It was eerie in some ways. Each government employee had the same complacent expression on their face as though there was nothing could touch their incompetency. There is no reason for them to worry about the anti corruption movement presently staged in India; or should they be worried? 

Wednesday, August 10, 2011

Universal Design India Principles

Co-authors: Abir Mullick, Anjlee Agarwal, Balaram S., Debkumar Chakrabarti, Gaurav Raheja, Haimanti Banerjee, Rachna Khare, Ravi Shankar and Shivani Gupta (In alphabetical order)     
copyright: National Institute of Design, Ahmedabad

1. The UDI principles are stand alone universal design ideologies that  focus in Indianness and inclusivity as they relate to age, gender, disability, caste, class, religion, poverty and urban/rural background.
2. UDI principles neither make any connection nor build on the 7 Universal Design Principles. They recognize the overarching importance 7 Principles in the field of universal design.
Principles     Description and     Guidelines 
1     Equitable/ Saman      The design is fair and non-discriminating to diverse users in Indian context
     •     Avoid prejudices against people of all ages, gender, disability, sizes, caste, class and religion.
•     Consider different capabilities of users and build in many levels of engagement.
•     Provide choices in access and use thru flexibility and customization.
•     Allow personalization through inclusion of adjustable and adaptable options.
•     Provide equality in challenge, opportunity and energy requirement.

2     Usable/ Sahaj      The design is operable by all users in Indian context     •     Provide independence, comfort, safety and support during use.
•     Facilitate access, operation and convenience by diverse users.
•     Include adaptations for those experiencing difficulty in use.
•     Provide clarity in use, operation and maintenance to minimize instruction and avoid confusion and error.
•     Adopt simple means to overcome complex operation.
•     Follow cultural norms to address user expectations.
•     Offer multi-sensory feedback to point in the right direction.  
•     Build in intuitive operation and innate understanding of problem.
•     Allow easy adaptation to facilitate use by people with diverse abilities.
•     Prevent costly mistakes and untended consequence from misuse.

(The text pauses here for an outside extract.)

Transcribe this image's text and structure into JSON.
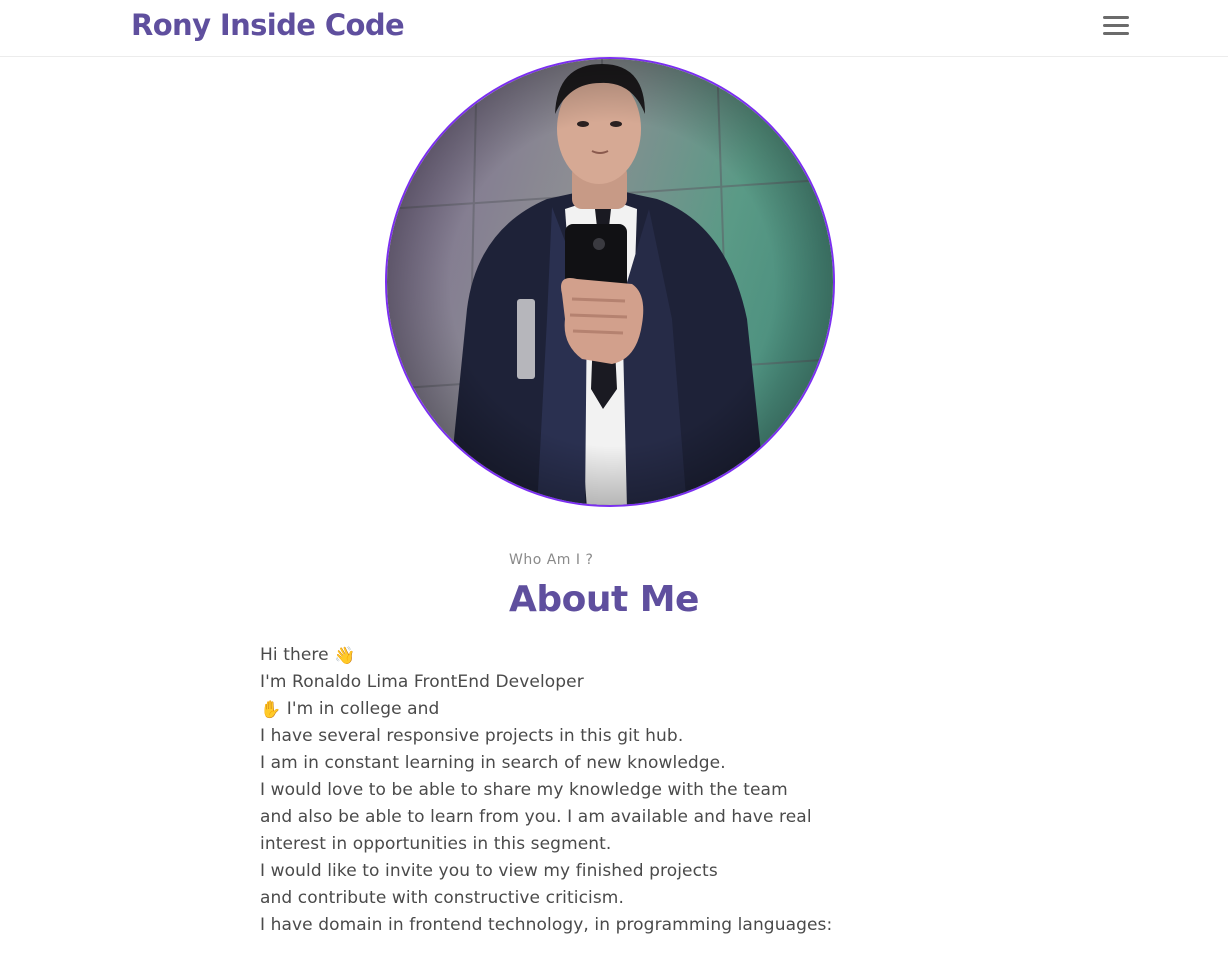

3     Cultural / Sanskritik      The design respects the cultural past and the changing present assist all users in Indian context     •     Maintain social and traditional qualities in design.
•     Include Indian idioms to make historic and social connection.
•     Present in many languages for inclusive comprehension.
•     For all castes and society levels.
•     Respond to local context and conditions.
•     Employ appropriate technology to match user expectations.

4     Economy/ Sasta      The design respects affordability and cost considerations for diverse users in Indian context     •     Ensure affordability, durability and maintainability.
•     Use local materials for energy savings and cost effectiveness.
•     Focus on low unit cost through wide distribution.
•     Adopt modular approach to offer choice in features and price range.

5     Aesthetics/ Sundar 
     The design employs aesthetic to promote social integration among users in Indian context     •     Employ aesthetic to enhance universal appeal and use.
•     Allow personalizing aesthetics through flexibility, adaptability and modularity of colour, form, texture and interaction.
•     Employ appearance to inform use and safety.
•     Bridge wide range of meaning and comprehension gaps.

My wheelchair is not my identity

I became disabled person when I was 22 years old in a car accident. There was a very marked change in people’s behaviour towards me, and o...